Yes I think so. It will even more difficult than playing Arsenal at home. Villa Park is a big stadium and we don’t know how the lads will deal with it. It should be an open game because Villa won’t be cagey, they have to get straight down to business and go for it. Being so close to Wembley also makes this even more difficult, of course.
Do you think you’re in for a busy night?
Definitely. To be honest I expect a bombardment on my goal from minute one to minute 95. Hopefully my defenders and I will be able to have another one of those nights where everything goes our way, and that we can stand firm. It’s going to take a really big performance from all of us to keep Villa out on their home patch.
Will Bradford take a positive or defensive approach?
We have to get the balance right. You see it all the time in matches when a side gets in front and then tries to sit on what they have, and it can backfire easily. We can’t afford to leave too many gaps open by being overly ambitious, but if we score then that will give us a real advantage. It won’t be easy for us to get the balancing act right. A very solid display will be required.
You have a strike force that can worry Villa though, don’t you?
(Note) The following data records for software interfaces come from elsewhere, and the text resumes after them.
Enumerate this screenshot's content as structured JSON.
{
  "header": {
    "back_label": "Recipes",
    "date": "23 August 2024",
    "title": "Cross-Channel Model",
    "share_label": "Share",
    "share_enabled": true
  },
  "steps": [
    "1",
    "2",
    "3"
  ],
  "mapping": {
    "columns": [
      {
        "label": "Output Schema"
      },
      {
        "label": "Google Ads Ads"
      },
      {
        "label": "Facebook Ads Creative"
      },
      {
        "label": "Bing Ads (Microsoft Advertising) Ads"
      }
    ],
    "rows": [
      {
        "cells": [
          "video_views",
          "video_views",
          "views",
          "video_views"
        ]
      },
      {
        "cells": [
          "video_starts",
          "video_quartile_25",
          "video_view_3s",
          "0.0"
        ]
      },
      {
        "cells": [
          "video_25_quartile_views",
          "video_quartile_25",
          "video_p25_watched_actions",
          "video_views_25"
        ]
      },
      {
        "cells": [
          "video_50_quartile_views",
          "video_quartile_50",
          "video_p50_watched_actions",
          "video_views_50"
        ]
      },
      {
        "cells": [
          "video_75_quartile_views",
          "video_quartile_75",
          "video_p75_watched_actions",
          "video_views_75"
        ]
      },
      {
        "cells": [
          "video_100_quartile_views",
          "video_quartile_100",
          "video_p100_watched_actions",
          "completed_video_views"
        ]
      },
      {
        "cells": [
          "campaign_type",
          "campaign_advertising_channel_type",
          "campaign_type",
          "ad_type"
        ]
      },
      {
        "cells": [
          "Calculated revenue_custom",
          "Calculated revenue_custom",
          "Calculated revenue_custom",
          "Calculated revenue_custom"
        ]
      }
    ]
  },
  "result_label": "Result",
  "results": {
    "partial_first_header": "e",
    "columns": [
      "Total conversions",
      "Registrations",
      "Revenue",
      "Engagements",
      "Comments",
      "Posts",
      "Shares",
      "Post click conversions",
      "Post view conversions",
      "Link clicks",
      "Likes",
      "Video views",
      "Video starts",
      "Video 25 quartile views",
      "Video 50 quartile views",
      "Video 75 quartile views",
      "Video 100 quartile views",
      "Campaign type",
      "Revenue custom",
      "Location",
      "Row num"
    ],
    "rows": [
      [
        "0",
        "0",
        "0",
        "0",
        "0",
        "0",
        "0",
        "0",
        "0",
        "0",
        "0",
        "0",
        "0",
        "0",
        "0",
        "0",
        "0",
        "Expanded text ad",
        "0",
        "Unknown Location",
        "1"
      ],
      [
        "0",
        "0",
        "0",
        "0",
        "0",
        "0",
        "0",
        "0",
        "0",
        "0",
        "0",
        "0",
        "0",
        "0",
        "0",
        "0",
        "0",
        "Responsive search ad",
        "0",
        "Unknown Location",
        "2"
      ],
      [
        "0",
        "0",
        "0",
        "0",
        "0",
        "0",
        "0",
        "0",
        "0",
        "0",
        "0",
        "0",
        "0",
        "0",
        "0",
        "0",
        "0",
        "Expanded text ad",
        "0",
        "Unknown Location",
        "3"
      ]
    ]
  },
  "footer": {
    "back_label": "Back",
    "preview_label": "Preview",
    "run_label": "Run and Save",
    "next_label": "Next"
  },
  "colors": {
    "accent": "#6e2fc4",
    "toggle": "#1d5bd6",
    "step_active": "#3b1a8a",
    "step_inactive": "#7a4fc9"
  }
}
We do. James Hanson is a great target man, who gives us an out ball when we’re in trouble. If we hit 10 balls up to him, he’ll win it nine times. Nahki Wells has caught the eye too and his pace frightens defenders. If we need to score a goal out of nothing, Nahki Wells is the man.
How much credit does Phil Parkinson have to take?
He’s picking the right teams and choosing the right tactics isn’t he? The manager is doing a great job. He might look cool on the sideline but he will also let the lads have it in the dressing room if we don’t follow his instructions, so he has two sides to his management style. This season’s exploits have given him great exposure as a manager, as it has for the players, too.
Does it feel like the whole country is desperate for Bradford to make the Capital One Cup Final?
People in the UK love an underdog and that’s why we’re getting so much support. So many people we’ve met have said ‘well done’ and wished us luck for the second leg. When we used to stay at hotels before away games, other guests would ask which team we were and respond with an, ‘oh, alright’ and walk off, but now everybody wants to stop and have a chat, telling us how much they’ve enjoyed our exploits. It seems like the entire nation is behind us now, and that’s wonderful for a great club like this to savour.
Have you dared to imagine walking out at Wembley for the final?
As a group we’ve avoided talking about it, but with so many matches to focus on that’s been easier than you might imagine. As for me, yes of course I’ve thought about Wembley, but when I do so, I quickly stop myself. If we reach the final, then I won’t be able to stop dreaming about it.